[SUPPLIED ENTRIES Boundary: Start]

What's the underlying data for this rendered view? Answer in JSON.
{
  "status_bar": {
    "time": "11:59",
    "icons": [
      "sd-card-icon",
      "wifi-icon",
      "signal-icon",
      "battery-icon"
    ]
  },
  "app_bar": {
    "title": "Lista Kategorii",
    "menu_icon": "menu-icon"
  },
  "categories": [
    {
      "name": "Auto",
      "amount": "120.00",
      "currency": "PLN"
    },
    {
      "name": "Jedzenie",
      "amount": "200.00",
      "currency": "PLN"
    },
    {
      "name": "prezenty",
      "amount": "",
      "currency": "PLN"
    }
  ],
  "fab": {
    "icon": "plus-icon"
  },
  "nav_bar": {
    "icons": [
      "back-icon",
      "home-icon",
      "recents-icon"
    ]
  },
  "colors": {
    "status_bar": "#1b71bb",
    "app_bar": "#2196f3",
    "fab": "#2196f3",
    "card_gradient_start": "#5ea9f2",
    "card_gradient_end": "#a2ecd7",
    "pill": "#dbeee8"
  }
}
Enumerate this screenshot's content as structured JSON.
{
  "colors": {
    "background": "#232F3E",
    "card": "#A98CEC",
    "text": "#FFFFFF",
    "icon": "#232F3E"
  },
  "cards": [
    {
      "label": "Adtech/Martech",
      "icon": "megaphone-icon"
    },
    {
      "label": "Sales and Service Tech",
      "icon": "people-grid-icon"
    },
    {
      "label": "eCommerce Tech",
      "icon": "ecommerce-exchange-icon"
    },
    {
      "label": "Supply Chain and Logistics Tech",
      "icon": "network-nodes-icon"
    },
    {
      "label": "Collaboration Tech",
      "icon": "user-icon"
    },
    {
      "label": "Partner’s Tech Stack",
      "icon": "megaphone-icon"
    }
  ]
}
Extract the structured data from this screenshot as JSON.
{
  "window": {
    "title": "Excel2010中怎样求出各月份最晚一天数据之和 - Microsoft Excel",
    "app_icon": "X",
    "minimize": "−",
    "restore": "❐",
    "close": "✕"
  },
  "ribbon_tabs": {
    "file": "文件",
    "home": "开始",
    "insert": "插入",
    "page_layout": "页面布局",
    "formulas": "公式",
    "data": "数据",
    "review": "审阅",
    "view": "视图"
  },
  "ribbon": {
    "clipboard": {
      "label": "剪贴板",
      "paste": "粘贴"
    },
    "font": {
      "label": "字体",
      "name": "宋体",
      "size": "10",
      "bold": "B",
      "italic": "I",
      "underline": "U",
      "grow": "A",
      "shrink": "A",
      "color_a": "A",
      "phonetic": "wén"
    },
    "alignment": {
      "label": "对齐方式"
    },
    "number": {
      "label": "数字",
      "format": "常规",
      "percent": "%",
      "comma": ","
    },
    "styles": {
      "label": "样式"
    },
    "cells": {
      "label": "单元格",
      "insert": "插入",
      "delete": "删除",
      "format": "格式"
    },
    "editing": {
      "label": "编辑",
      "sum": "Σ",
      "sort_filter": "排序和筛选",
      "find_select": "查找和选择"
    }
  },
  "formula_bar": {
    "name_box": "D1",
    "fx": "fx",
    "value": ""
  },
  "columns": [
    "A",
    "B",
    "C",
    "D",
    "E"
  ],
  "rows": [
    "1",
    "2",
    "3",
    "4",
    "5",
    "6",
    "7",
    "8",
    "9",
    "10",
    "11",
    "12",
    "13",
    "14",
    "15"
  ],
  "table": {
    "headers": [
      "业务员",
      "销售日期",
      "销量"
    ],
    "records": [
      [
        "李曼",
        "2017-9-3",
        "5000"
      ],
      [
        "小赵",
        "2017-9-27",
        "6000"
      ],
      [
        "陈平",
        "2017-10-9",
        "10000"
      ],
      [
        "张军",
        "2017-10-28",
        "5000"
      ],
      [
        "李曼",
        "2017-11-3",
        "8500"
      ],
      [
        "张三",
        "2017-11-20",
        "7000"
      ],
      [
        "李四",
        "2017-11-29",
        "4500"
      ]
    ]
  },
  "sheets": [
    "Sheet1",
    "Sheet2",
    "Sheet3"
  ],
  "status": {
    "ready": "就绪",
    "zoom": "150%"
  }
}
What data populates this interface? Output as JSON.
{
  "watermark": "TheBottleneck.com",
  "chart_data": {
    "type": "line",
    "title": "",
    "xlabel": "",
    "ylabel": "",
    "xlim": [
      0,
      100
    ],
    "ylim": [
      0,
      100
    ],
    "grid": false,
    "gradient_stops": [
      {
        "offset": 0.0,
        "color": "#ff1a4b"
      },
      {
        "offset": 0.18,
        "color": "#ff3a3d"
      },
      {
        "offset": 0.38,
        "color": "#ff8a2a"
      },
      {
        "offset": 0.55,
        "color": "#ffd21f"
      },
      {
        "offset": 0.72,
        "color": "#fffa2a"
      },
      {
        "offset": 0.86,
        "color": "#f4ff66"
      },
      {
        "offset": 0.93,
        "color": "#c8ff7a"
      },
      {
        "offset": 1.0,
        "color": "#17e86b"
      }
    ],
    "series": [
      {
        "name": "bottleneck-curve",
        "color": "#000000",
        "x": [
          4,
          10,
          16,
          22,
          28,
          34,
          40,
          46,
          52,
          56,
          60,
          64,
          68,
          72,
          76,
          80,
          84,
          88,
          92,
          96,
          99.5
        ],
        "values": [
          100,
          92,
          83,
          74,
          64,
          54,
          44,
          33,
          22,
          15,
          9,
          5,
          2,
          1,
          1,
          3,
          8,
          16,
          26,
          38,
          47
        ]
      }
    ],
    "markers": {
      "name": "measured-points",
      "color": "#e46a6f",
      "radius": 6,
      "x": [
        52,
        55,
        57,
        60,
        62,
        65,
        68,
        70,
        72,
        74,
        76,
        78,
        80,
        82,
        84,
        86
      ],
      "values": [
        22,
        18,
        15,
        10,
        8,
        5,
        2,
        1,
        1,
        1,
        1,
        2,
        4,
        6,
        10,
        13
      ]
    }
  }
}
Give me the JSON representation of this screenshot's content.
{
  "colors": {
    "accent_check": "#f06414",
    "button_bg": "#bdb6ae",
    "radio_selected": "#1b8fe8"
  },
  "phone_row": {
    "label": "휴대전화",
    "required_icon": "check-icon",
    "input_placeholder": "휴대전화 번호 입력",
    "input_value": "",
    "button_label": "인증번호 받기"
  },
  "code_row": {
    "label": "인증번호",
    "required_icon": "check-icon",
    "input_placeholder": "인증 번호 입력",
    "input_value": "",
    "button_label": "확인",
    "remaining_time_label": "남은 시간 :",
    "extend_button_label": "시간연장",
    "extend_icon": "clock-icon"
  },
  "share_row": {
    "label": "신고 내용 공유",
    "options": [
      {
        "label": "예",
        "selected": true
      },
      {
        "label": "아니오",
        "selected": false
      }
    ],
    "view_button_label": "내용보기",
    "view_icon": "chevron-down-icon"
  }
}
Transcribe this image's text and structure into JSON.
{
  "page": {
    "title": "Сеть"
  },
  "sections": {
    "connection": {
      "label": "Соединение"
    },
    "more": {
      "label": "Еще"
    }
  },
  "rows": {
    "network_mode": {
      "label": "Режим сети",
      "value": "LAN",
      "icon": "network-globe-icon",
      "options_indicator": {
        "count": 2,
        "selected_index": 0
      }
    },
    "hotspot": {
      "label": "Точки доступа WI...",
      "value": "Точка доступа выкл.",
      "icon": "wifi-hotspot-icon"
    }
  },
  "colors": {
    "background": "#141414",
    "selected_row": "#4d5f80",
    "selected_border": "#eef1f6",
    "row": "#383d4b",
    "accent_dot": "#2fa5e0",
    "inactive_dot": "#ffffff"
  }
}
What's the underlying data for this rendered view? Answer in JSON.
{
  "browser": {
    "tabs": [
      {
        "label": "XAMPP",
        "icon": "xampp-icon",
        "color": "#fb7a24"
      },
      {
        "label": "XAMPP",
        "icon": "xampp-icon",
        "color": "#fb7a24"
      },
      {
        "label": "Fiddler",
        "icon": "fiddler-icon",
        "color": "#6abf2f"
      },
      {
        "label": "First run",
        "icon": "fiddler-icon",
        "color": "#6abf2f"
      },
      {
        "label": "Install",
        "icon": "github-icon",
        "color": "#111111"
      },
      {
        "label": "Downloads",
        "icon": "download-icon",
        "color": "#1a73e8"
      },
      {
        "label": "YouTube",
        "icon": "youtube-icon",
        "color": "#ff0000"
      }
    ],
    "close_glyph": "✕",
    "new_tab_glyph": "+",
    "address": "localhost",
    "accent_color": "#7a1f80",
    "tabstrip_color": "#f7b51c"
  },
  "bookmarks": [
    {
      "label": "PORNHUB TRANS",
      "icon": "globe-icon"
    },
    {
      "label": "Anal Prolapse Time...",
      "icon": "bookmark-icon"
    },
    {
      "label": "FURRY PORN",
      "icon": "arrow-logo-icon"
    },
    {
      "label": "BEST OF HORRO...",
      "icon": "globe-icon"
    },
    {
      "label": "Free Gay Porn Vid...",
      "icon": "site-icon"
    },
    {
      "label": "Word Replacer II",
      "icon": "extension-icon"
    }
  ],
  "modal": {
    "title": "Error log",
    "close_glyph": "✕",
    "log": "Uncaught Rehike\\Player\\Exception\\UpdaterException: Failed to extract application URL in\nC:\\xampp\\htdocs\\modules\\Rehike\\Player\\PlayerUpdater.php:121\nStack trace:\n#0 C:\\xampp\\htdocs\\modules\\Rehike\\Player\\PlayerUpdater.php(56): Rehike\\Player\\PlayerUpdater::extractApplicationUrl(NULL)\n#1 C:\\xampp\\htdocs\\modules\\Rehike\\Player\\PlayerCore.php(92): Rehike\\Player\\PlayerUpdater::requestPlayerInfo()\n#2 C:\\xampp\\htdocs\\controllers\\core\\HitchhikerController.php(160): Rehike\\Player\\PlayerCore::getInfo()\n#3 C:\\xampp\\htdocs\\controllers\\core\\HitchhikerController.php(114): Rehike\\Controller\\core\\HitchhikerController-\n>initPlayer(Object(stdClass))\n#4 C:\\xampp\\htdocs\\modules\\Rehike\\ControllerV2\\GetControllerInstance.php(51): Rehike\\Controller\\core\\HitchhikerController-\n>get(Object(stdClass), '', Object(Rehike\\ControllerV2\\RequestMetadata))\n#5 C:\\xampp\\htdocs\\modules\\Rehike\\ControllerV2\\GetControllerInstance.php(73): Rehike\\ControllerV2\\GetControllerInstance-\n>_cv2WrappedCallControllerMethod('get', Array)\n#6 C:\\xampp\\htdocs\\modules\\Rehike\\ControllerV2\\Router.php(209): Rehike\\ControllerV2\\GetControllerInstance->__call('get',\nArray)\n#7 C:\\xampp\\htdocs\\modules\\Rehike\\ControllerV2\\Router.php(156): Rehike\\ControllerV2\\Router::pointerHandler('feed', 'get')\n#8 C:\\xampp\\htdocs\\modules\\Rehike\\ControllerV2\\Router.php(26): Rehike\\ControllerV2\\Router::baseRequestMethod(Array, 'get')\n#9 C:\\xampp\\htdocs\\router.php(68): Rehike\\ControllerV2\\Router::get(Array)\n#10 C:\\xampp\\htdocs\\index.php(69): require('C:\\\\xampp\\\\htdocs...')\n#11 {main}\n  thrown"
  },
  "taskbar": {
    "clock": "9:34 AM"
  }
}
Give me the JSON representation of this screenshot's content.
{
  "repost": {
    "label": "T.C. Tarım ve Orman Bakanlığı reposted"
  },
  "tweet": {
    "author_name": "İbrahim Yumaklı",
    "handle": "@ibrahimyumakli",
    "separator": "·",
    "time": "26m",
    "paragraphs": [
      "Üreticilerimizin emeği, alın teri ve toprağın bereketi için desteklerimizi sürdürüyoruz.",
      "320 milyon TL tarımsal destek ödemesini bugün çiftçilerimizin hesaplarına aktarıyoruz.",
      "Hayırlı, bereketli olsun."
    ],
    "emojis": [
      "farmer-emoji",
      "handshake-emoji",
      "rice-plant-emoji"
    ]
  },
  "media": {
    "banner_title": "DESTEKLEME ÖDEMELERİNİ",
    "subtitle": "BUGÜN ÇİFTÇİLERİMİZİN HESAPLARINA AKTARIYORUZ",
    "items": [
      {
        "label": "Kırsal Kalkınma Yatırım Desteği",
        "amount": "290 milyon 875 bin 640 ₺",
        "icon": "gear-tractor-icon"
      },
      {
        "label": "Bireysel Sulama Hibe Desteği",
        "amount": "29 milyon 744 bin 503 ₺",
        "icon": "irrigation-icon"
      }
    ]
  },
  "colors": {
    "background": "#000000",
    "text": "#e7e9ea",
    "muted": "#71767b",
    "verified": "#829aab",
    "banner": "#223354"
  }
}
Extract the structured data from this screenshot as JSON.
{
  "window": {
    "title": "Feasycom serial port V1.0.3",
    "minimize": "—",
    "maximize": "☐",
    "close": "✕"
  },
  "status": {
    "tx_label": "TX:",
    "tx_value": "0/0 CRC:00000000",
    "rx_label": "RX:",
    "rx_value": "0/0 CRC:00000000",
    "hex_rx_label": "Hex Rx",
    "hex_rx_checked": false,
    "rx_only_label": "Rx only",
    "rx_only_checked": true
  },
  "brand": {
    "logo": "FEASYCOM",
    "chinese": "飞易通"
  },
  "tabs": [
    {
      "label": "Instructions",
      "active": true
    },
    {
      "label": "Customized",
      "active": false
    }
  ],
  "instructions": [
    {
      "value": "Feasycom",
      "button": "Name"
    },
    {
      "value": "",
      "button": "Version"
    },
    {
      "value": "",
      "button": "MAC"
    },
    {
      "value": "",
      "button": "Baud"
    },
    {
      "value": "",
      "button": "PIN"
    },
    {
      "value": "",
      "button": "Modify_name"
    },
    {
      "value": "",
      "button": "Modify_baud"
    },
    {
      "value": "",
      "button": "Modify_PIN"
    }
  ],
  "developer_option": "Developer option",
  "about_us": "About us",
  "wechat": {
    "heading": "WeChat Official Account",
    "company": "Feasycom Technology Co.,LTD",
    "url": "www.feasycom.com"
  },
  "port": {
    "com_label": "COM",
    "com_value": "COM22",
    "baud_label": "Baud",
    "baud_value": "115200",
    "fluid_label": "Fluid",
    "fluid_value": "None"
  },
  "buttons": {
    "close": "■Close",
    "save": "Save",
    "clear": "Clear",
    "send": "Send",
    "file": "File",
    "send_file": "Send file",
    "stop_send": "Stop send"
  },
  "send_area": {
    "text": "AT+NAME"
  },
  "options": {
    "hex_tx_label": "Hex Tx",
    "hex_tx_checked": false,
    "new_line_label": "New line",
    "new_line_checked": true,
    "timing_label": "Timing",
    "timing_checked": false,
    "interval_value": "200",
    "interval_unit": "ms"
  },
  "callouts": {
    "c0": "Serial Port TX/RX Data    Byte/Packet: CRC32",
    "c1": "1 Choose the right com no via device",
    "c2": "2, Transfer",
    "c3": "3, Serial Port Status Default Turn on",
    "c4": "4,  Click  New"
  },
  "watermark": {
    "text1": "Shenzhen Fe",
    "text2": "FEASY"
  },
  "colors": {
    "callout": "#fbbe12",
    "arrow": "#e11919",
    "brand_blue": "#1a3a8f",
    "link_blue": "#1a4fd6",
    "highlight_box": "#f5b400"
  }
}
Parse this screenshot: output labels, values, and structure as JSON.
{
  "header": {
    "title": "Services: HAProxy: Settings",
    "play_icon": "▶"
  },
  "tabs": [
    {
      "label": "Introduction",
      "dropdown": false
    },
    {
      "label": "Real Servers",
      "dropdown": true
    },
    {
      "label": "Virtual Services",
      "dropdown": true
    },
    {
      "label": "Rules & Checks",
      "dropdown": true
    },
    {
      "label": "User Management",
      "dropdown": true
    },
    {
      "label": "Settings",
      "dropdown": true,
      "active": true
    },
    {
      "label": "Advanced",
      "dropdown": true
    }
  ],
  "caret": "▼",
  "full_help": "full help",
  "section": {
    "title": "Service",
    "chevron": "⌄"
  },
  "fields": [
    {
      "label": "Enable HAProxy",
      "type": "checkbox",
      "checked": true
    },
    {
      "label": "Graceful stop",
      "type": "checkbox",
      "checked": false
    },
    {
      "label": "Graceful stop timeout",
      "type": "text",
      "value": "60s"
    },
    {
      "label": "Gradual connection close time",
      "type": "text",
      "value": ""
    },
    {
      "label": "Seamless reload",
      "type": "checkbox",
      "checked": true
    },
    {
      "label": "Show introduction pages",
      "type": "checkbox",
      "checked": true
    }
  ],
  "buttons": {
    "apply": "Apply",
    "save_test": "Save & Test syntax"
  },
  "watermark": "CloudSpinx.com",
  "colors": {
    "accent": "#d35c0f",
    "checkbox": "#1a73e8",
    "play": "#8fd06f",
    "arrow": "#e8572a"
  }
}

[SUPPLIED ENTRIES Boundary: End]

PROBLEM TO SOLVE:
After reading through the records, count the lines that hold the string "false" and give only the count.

ANSWER FOR THIS EXERCISE:
8